[Opening ENTRIES PROVIDED section]
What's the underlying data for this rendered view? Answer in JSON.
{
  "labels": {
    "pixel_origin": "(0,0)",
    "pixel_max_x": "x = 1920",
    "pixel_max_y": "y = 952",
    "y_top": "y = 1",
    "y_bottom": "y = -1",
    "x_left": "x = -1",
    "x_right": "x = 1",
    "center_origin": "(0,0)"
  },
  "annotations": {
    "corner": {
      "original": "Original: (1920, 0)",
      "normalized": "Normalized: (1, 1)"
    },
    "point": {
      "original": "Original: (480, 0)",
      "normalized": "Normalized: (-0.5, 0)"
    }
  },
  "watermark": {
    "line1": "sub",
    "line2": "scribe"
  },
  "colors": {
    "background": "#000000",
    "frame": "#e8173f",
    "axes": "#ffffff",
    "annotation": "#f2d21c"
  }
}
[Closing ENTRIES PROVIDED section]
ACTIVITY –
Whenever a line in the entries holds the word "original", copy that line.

EXERCISE RESPONSE –
      "original": "Original: (1920, 0)",
      "original": "Original: (480, 0)",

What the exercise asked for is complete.